You've done your homework and designed a strategic brand program. You've found insight through research, learned what makes your constituents tick, established a strong brand foundation, developed a framework for messages, and evolved a system for visual expression—all necessary to help your organization realize its goals and vision.
Now it's time to build.
An Architecture of Action
So how do you translate your planning and strategy into tactics that drive desired outcomes?
Although you can define your brand in a corner conference room, it doesn't really exist unless your constituents "get it."
For that to happen, you need communications—both outbound and inbound, articulated and acted out. And those communications must address the needs and opportunities presented by target communities; they must help people see their personal brand in the context of your corporate one; and they must get the right information to the right people, in the right format, at the right cost, at the right time.
A "communications architecture" is your best tool for planning and then executing the communications most likely to achieve those goals—and eliminating the ones that aren't.

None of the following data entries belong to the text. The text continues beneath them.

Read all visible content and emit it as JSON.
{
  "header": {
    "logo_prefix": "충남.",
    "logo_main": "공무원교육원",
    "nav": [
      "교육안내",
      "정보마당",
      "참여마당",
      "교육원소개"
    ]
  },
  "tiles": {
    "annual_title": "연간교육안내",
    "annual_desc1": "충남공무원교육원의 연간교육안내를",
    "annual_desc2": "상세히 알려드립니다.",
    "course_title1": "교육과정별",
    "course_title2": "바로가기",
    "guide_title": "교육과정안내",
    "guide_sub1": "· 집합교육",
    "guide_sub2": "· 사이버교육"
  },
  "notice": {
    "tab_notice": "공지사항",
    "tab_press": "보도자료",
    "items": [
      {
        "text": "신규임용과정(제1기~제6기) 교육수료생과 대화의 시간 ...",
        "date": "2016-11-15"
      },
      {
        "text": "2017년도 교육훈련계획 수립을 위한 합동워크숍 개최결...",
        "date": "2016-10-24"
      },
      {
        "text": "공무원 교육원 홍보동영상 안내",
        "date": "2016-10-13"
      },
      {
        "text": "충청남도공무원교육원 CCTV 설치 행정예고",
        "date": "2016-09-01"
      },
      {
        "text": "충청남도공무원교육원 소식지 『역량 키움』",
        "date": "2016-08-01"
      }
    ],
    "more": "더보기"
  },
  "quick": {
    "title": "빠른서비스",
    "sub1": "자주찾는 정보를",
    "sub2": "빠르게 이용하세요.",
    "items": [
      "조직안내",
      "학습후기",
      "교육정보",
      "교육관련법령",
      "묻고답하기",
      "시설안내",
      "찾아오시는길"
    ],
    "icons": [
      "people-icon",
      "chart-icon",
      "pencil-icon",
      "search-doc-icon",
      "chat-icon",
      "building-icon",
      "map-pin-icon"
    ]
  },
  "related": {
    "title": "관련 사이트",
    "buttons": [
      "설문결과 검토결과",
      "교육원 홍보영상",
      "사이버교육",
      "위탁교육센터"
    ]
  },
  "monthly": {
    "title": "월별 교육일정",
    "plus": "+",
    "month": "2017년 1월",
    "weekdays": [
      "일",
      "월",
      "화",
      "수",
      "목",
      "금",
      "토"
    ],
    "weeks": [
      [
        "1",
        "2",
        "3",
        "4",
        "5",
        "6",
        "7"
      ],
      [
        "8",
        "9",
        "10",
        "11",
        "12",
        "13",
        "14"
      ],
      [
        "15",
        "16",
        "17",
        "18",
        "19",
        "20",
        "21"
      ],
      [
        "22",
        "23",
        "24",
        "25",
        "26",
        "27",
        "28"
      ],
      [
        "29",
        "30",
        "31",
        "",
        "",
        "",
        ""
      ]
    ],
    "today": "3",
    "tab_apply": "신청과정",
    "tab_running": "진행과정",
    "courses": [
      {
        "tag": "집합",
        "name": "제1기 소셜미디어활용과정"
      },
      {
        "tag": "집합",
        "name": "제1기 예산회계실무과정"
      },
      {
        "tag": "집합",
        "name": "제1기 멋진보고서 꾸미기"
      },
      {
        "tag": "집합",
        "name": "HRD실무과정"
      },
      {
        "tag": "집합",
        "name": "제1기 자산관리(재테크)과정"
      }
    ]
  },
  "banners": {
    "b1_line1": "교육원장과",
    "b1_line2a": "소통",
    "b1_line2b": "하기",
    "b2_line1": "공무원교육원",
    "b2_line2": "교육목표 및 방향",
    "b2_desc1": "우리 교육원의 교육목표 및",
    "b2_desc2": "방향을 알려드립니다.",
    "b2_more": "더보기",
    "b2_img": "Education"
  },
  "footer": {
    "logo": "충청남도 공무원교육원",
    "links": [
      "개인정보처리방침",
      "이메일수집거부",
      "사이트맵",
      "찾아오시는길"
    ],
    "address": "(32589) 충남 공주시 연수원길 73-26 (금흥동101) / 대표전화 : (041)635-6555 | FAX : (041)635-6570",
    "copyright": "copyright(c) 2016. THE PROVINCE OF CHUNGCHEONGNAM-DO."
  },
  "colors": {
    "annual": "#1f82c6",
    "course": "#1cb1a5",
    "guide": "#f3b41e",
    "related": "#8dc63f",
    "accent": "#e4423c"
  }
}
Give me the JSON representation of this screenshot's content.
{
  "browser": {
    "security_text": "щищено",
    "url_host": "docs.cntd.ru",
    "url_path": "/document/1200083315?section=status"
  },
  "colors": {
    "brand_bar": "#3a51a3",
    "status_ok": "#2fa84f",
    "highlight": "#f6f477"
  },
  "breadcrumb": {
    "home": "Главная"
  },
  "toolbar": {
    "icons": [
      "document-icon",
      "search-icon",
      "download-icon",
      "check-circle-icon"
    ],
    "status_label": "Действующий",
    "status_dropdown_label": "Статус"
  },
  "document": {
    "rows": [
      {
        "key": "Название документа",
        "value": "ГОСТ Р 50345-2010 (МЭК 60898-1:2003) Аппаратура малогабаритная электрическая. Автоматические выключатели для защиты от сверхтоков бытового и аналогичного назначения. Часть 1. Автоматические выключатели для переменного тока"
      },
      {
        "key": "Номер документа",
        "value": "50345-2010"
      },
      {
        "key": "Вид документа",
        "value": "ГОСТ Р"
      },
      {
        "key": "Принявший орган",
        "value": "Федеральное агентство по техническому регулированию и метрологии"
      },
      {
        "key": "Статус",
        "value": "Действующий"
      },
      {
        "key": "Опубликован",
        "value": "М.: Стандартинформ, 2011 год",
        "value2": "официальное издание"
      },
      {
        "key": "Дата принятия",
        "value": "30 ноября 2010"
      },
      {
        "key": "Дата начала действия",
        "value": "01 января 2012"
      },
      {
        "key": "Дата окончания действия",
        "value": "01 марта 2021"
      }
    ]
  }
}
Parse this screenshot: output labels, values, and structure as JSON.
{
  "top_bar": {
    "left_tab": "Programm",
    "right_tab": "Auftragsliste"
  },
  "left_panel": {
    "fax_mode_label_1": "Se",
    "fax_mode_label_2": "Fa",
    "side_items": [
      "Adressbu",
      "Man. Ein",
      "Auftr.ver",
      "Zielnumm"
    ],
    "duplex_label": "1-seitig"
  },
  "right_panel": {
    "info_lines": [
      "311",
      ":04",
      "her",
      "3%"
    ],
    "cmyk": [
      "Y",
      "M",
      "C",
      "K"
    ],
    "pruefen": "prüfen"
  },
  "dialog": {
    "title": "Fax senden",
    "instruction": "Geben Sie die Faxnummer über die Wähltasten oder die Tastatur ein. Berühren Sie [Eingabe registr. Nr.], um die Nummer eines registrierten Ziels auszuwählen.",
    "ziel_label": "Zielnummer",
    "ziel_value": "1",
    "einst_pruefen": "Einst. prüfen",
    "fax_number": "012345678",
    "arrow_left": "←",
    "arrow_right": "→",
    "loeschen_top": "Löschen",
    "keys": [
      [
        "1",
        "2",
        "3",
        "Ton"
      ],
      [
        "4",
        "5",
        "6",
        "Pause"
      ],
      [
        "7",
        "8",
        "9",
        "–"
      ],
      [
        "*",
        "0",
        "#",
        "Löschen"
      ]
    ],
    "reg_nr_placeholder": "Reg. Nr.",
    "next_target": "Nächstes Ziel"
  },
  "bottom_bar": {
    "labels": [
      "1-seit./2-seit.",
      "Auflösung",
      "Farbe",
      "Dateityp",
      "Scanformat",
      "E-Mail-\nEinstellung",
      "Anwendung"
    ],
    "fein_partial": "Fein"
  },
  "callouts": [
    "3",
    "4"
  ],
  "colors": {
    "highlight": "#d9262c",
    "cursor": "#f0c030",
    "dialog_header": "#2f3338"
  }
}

It's a tool that helps you set priorities around channels and media, consider resources (people, time, and money), rationalize production values, and match tactical objectives to constituencies.